• _Exercise description_: A line belongs in the answer only if it contains the word "JSON"; copy every such line from the listing below.

• _Supplied records_:
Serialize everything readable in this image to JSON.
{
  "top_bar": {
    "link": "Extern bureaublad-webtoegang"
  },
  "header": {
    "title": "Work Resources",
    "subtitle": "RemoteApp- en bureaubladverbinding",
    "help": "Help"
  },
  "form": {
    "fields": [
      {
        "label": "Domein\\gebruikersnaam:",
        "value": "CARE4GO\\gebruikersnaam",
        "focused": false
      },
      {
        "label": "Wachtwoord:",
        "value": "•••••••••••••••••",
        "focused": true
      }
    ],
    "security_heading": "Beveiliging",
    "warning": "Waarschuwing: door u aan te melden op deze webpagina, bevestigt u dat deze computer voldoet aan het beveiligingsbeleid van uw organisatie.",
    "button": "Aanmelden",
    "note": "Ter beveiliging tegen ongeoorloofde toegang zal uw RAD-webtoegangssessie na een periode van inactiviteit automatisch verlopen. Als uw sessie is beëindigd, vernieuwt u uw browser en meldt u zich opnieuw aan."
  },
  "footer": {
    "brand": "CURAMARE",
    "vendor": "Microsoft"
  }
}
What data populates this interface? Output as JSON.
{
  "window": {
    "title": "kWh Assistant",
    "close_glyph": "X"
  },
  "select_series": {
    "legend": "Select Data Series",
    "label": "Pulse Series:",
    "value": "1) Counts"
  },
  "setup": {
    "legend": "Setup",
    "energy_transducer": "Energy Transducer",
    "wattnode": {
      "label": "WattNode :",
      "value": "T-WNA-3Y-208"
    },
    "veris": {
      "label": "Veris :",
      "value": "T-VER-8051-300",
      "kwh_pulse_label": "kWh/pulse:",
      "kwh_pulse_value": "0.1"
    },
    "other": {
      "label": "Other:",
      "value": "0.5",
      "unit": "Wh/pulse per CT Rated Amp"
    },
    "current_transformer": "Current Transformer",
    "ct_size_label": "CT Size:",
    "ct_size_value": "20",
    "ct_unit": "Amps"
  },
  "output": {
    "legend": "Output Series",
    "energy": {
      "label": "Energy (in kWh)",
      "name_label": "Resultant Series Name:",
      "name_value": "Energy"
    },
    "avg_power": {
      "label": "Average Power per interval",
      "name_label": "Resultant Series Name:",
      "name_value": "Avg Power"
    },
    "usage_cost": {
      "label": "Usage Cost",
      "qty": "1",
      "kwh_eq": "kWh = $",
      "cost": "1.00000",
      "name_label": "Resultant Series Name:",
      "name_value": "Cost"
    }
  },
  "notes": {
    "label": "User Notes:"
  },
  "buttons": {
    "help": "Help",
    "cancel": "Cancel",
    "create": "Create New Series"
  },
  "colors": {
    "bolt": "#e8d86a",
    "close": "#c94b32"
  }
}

• _Finished task_:
Serialize everything readable in this image to JSON.
What data populates this interface? Output as JSON.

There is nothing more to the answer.